When I got the first dose of the coronavirus vaccine, I was surprisingly emotional; the shot in my arm marked a new chapter in public health following the difficulties of the last year. Luckily, my vaccine shot was one of many. With over 3 million Americans vaccinated daily, herd immunity is within reach.
Although vaccine distribution in the United States makes it feel like we’ve cleared a hurdle, the result of people rushing to travel and return to normal life generates an entirely new problem. How do we certify immunity to the coronavirus when people travel to other countries? Nonprofits can support this next phase of the pandemic.
According to public health experts, verifying a person’s immunity is critical in the return to normalcy. Referred to as a vaccine passport, verifying coronavirus immunity will give people the opportunity to bypass certain quarantine measures when they travel.
Vaccine passports are nothing new; the United States has used vaccine passports for public health purposes for over a century. In the early 1900s, the United States required proof of vaccination for smallpox to enter the country, and in the 21st century, proof of vaccination for Yellow Fever is commonly required.
While the European Union, China, Japan and Israel recently revealed their coronavirus vaccine passport programs, the White House announced it will not similarly create a nationwide app. Instead, the Biden Administration gives states discretion to implement a vaccine passport, allowing both the private and nonprofit sector the opportunity to develop a vaccine passport app.
Many nonprofits have already partnered with businesses to develop apps for a vaccine passport. The nonprofit CommonPass, which makes health records accessible in digital form, partnered with JetBlue and United Airlines to create an app that shares test results and vaccination records to allow people on planes.
Health-centered nonprofits such as CommonPass often have the trust and connections to local communities that major airlines including JetBlue or United lack, making a partnership extremely valuable. Dakota Gruener, the executive director of the nonprofit ID2020, which works on digital identification, emphasizes this important role of nonprofits in vaccine passports when she claims the process cannot be driven solely by the private sector.
As organizations with specific missions to promote the welfare of society rather than make a profit, nonprofits are a logical choice to help with public health initiatives. But, with the responsibility to create a vaccine passport, nonprofits must acknowledge, address and alleviate the existing problems in healthcare — mainly, vaccine distribution inequity.
While the vaccine passport itself does not cause inequities, it showcases the disparities of vaccine distribution at a global level. Although headlines celebrate the United States’ extremely successful vaccine rollout, nearly 100 countries have not started any coronavirus vaccination program, with many low-income nations lacking necessary financial resources for vaccine administration sites or storage facilities. Additionally, the United Nations refugee agency found that of the countries they collected information on, only 54 of 133 explicitly stated they will vaccinate refugees, asylum seekers or those who are stateless. As a result, the vaccine passport prioritizes the travel of the most privileged and wealthiest countries.
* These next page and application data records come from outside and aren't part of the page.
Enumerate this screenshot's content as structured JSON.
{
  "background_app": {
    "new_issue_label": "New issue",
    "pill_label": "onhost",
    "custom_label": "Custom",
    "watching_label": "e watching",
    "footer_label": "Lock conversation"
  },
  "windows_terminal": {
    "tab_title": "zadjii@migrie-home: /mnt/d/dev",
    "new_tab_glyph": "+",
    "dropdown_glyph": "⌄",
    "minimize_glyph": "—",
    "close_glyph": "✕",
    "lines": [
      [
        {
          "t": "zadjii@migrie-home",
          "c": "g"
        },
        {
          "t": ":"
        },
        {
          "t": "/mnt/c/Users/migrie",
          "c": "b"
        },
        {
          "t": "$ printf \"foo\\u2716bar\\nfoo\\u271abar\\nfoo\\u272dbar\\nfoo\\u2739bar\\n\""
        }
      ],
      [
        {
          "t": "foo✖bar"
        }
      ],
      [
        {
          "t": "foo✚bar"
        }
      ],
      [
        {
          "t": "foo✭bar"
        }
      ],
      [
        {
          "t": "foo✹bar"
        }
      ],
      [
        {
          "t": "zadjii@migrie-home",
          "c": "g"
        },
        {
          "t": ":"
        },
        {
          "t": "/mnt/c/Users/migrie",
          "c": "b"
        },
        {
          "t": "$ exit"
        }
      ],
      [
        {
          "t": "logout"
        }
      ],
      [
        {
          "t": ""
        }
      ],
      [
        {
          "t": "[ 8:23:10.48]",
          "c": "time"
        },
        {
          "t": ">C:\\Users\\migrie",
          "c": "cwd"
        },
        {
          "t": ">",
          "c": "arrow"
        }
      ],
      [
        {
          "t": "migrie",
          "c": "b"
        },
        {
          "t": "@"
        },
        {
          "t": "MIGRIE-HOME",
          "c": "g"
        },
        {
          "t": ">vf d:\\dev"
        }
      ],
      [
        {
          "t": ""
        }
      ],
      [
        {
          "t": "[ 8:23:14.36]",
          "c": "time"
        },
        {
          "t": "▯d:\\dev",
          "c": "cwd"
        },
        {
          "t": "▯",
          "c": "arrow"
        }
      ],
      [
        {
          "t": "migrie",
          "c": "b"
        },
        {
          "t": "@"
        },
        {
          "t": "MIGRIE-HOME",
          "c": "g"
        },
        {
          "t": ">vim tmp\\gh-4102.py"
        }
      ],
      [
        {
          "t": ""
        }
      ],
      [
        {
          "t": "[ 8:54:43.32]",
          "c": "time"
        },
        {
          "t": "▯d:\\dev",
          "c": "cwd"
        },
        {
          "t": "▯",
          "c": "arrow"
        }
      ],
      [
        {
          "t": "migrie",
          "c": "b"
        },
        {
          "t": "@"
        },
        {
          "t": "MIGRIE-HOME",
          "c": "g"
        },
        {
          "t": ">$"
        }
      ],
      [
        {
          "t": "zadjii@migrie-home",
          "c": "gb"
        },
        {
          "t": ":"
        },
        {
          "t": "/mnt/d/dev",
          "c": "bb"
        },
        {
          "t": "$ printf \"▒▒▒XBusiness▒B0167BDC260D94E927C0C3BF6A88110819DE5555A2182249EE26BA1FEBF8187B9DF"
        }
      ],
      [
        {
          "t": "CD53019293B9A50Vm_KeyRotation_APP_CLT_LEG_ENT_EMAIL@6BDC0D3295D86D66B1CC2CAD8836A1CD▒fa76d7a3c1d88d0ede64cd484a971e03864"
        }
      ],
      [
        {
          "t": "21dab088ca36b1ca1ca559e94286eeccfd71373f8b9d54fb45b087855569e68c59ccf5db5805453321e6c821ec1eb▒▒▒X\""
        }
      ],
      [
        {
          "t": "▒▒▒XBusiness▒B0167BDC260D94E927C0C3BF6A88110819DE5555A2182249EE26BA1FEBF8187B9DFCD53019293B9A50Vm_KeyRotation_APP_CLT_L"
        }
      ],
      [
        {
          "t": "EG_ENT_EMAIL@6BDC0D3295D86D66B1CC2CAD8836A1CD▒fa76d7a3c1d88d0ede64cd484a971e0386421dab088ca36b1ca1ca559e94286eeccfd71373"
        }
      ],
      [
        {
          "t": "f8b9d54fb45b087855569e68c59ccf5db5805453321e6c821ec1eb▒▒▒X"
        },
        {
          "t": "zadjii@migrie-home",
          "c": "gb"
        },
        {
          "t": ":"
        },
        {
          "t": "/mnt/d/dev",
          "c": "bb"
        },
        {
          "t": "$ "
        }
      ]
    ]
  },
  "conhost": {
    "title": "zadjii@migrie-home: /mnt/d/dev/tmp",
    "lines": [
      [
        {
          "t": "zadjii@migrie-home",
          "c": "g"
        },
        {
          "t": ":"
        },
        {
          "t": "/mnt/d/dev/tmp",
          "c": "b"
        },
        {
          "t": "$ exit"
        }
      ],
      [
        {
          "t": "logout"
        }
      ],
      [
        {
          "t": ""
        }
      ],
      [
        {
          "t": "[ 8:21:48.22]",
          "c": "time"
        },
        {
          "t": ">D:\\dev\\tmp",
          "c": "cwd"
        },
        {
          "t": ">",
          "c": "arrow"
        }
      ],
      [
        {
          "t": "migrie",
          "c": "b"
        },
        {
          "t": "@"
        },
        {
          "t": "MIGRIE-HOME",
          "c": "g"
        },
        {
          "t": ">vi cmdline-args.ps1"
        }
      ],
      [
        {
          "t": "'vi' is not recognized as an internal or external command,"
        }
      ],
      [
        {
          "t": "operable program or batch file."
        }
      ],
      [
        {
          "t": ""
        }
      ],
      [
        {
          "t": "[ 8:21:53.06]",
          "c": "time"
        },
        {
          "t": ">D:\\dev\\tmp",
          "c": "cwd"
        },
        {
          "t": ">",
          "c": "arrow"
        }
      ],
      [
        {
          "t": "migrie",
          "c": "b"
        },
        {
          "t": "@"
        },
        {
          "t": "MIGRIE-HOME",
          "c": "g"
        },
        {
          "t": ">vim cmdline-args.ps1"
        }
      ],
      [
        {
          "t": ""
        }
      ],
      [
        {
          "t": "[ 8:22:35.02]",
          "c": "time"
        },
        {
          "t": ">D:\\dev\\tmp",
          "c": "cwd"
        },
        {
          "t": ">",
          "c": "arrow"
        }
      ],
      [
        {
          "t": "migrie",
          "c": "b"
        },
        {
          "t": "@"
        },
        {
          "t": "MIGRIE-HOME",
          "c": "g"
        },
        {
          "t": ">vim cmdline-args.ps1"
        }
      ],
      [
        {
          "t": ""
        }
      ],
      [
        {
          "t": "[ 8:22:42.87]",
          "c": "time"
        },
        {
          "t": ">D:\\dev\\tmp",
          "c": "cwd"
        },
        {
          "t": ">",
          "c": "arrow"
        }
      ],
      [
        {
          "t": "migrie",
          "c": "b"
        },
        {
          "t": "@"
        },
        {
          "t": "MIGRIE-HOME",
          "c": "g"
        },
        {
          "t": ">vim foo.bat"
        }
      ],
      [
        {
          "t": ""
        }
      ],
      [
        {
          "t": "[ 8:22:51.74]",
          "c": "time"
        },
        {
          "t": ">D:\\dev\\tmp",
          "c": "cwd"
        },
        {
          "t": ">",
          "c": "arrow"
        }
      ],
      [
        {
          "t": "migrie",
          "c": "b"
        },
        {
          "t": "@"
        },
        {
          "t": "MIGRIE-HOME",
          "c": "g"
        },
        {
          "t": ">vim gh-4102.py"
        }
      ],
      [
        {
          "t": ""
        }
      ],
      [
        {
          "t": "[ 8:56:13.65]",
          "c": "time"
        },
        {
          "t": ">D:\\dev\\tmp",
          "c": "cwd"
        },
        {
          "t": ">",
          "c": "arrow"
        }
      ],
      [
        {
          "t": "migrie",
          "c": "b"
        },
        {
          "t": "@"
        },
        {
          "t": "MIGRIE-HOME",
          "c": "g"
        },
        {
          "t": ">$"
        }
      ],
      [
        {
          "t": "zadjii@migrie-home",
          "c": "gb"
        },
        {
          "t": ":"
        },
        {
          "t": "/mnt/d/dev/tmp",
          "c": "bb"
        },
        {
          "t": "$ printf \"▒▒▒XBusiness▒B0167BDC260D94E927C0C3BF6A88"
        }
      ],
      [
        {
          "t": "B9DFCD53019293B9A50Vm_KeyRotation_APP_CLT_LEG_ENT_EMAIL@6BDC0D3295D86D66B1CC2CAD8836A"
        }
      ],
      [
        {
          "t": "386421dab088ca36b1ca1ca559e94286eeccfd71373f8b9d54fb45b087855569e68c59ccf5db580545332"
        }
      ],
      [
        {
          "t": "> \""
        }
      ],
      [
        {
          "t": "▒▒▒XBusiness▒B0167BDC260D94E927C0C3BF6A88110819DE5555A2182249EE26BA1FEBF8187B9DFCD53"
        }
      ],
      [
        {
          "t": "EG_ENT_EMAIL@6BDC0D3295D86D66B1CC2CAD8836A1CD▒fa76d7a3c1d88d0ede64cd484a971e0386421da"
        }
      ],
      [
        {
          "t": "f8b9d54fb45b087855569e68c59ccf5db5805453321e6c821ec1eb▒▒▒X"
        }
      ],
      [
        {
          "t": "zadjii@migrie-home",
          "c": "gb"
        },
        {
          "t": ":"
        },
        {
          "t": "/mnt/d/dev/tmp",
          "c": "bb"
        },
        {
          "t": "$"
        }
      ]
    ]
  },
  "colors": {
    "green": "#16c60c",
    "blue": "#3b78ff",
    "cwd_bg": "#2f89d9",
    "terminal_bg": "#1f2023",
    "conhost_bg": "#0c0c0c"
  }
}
Hopefully, when nonprofits see firsthand how a vaccine passport perpetuates inequities, they will be inspired to change the underlying issues. Ideally, local nonprofits can deliver vaccines to remote locations with little infrastructure, thereby accessing the people and communities the government may miss.
For example, when the nonprofit Community Organized Relief Effort realized that the vaccination center at Dodger Stadium served mostly white and affluent people, it created mobile clinics to go to other parts of the city. In contrast to the Dodger Stadium site, 70% of people who received the vaccine at CORE mobile sites are Black.
This model of bringing necessary resources to communities should be replicated at a global level. If nonprofits do not actively seek to vaccinate marginalized communities, they will continue to be overlooked — both abroad and within the United States.
There is, however, a reason to feel hopeful. The nonprofit GlobalGiving collected over $13 million in donations to make vaccines more accessible and affordable around the world, filling holes left by the government in the process. For the greatest impact, nonprofits should partner with both the governments and other organizations to increase efforts for vaccination world-wide. If nonprofits help develop a vaccine passport that restricts travel for people without coronavirus immunity, they must help those people get vaccinated in the first place.
Sophie Roppe is a junior writing about nonprofit organizations and social justice. Her column, “Progress Without Profit,” runs every other Monday.